WHAT TO PRODUCE
Determine how many lines in the data below contain "screenshot" and write only that number.

DATASET ENTRIES
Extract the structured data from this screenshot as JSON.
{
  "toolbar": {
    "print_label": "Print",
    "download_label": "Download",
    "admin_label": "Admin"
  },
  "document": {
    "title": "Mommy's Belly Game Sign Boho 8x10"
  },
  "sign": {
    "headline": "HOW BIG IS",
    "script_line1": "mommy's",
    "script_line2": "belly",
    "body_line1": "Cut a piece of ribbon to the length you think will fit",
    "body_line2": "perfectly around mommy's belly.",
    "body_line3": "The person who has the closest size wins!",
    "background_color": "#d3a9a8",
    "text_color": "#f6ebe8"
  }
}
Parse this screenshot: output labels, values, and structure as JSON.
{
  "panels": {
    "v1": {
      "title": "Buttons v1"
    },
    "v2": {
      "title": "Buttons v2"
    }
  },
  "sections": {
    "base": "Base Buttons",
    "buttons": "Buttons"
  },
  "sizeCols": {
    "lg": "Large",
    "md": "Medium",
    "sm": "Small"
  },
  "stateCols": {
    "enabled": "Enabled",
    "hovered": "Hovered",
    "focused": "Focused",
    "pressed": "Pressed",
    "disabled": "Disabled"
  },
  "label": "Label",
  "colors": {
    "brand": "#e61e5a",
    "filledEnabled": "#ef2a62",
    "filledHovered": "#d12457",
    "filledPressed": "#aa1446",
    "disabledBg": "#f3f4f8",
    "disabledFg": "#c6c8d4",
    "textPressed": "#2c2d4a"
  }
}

RESULT
2